**EXERCISE OBJECTIVE**
Each line that includes "text" must be copied from the records.

(DATASET begins)

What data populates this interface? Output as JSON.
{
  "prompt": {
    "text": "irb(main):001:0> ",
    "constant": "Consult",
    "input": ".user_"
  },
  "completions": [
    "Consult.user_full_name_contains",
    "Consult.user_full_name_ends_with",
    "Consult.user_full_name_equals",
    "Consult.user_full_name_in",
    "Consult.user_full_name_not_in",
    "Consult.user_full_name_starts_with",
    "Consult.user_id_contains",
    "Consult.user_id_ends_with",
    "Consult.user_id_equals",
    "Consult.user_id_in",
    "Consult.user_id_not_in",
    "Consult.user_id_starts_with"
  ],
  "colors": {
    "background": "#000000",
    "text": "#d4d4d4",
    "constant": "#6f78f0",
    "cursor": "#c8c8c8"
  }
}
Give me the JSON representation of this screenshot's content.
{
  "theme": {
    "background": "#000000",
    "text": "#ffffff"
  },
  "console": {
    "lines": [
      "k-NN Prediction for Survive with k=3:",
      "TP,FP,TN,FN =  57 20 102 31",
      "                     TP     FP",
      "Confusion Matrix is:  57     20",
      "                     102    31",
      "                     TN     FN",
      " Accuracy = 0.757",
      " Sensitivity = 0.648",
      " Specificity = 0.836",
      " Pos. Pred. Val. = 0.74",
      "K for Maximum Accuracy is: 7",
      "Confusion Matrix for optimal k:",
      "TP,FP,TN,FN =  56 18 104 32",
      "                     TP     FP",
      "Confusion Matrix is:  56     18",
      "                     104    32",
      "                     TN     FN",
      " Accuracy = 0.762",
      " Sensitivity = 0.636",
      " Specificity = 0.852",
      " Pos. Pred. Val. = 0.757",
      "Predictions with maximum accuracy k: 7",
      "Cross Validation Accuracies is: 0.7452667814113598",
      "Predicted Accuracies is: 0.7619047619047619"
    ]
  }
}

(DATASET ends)

**OUTPUT BELOW**
    "text": "irb(main):001:0> ",
    "text": "#d4d4d4",
    "text": "#ffffff"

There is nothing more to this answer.